Could you restate the data word for word and drop the pictures?

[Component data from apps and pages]
== Segment start ==
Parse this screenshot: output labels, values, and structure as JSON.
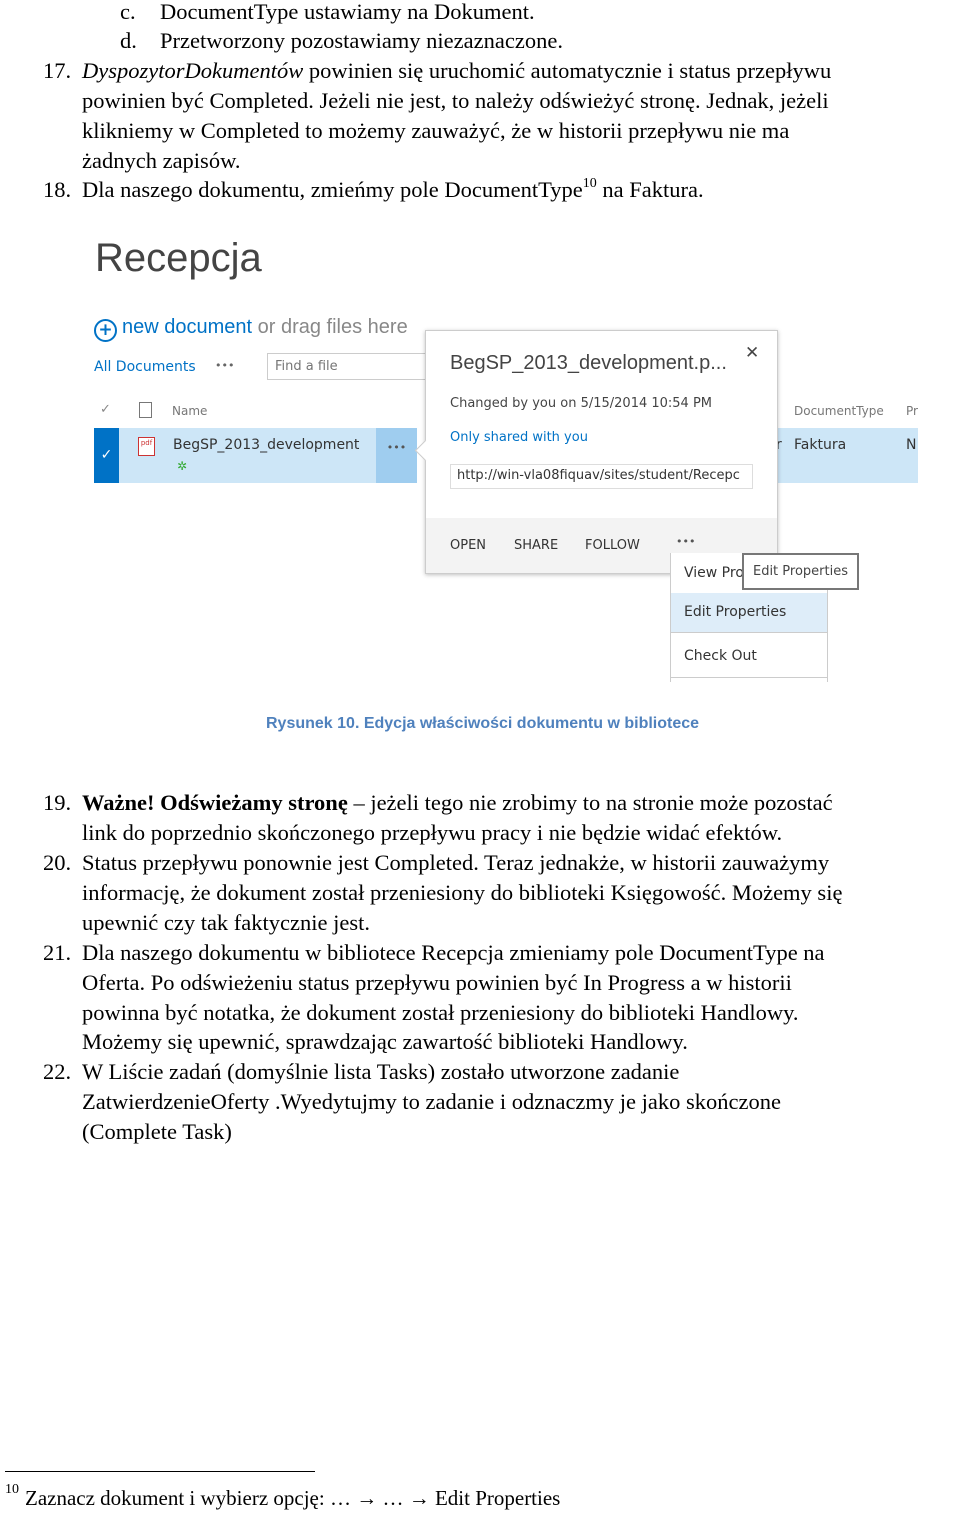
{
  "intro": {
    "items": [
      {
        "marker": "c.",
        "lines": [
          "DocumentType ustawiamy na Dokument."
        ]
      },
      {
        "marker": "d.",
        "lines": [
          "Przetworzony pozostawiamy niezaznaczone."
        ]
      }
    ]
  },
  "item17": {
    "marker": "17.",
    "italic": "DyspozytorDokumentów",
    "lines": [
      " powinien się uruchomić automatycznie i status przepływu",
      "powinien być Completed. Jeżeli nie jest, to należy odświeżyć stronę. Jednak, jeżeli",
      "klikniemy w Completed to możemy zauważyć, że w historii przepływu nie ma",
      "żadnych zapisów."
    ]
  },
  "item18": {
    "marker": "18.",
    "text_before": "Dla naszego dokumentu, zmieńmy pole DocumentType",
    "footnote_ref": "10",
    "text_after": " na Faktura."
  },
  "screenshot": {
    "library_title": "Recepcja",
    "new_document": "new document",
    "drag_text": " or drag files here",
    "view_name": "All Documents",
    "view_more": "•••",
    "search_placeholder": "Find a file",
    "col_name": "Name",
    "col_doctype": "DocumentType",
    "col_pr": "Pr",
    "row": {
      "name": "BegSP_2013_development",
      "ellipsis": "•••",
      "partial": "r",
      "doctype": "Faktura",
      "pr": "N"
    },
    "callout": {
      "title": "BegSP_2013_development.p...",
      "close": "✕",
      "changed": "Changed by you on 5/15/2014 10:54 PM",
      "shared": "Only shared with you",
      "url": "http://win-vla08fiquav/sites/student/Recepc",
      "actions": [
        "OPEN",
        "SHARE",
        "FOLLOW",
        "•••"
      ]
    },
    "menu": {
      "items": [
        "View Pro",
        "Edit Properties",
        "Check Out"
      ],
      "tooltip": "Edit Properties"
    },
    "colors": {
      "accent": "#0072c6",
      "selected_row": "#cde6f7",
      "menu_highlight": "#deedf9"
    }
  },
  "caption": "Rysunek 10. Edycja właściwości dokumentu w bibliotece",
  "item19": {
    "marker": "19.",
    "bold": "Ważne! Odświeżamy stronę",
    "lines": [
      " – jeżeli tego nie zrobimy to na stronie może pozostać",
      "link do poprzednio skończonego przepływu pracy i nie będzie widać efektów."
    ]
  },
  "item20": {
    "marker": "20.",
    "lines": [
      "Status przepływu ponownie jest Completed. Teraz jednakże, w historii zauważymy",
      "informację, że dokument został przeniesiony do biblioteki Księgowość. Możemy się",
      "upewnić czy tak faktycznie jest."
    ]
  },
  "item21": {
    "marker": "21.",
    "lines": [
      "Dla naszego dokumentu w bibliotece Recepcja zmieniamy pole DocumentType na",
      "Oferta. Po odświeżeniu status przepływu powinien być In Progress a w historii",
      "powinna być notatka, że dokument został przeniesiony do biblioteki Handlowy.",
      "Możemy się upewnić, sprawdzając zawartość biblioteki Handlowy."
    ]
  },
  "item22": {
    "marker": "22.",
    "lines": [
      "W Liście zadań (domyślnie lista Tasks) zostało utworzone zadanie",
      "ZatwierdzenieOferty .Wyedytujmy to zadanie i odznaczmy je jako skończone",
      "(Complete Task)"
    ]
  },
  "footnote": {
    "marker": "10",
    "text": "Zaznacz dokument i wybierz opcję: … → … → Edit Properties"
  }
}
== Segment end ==
| Output of the exercise |
Parse this screenshot: output labels, values, and structure as JSON.
{
  "intro": {
    "items": [
      {
        "marker": "c.",
        "lines": [
          "DocumentType ustawiamy na Dokument."
        ]
      },
      {
        "marker": "d.",
        "lines": [
          "Przetworzony pozostawiamy niezaznaczone."
        ]
      }
    ]
  },
  "item17": {
    "marker": "17.",
    "italic": "DyspozytorDokumentów",
    "lines": [
      " powinien się uruchomić automatycznie i status przepływu",
      "powinien być Completed. Jeżeli nie jest, to należy odświeżyć stronę. Jednak, jeżeli",
      "klikniemy w Completed to możemy zauważyć, że w historii przepływu nie ma",
      "żadnych zapisów."
    ]
  },
  "item18": {
    "marker": "18.",
    "text_before": "Dla naszego dokumentu, zmieńmy pole DocumentType",
    "footnote_ref": "10",
    "text_after": " na Faktura."
  },
  "screenshot": {
    "library_title": "Recepcja",
    "new_document": "new document",
    "drag_text": " or drag files here",
    "view_name": "All Documents",
    "view_more": "•••",
    "search_placeholder": "Find a file",
    "col_name": "Name",
    "col_doctype": "DocumentType",
    "col_pr": "Pr",
    "row": {
      "name": "BegSP_2013_development",
      "ellipsis": "•••",
      "partial": "r",
      "doctype": "Faktura",
      "pr": "N"
    },
    "callout": {
      "title": "BegSP_2013_development.p...",
      "close": "✕",
      "changed": "Changed by you on 5/15/2014 10:54 PM",
      "shared": "Only shared with you",
      "url": "http://win-vla08fiquav/sites/student/Recepc",
      "actions": [
        "OPEN",
        "SHARE",
        "FOLLOW",
        "•••"
      ]
    },
    "menu": {
      "items": [
        "View Pro",
        "Edit Properties",
        "Check Out"
      ],
      "tooltip": "Edit Properties"
    },
    "colors": {
      "accent": "#0072c6",
      "selected_row": "#cde6f7",
      "menu_highlight": "#deedf9"
    }
  },
  "caption": "Rysunek 10. Edycja właściwości dokumentu w bibliotece",
  "item19": {
    "marker": "19.",
    "bold": "Ważne! Odświeżamy stronę",
    "lines": [
      " – jeżeli tego nie zrobimy to na stronie może pozostać",
      "link do poprzednio skończonego przepływu pracy i nie będzie widać efektów."
    ]
  },
  "item20": {
    "marker": "20.",
    "lines": [
      "Status przepływu ponownie jest Completed. Teraz jednakże, w historii zauważymy",
      "informację, że dokument został przeniesiony do biblioteki Księgowość. Możemy się",
      "upewnić czy tak faktycznie jest."
    ]
  },
  "item21": {
    "marker": "21.",
    "lines": [
      "Dla naszego dokumentu w bibliotece Recepcja zmieniamy pole DocumentType na",
      "Oferta. Po odświeżeniu status przepływu powinien być In Progress a w historii",
      "powinna być notatka, że dokument został przeniesiony do biblioteki Handlowy.",
      "Możemy się upewnić, sprawdzając zawartość biblioteki Handlowy."
    ]
  },
  "item22": {
    "marker": "22.",
    "lines": [
      "W Liście zadań (domyślnie lista Tasks) zostało utworzone zadanie",
      "ZatwierdzenieOferty .Wyedytujmy to zadanie i odznaczmy je jako skończone",
      "(Complete Task)"
    ]
  },
  "footnote": {
    "marker": "10",
    "text": "Zaznacz dokument i wybierz opcję: … → … → Edit Properties"
  }
}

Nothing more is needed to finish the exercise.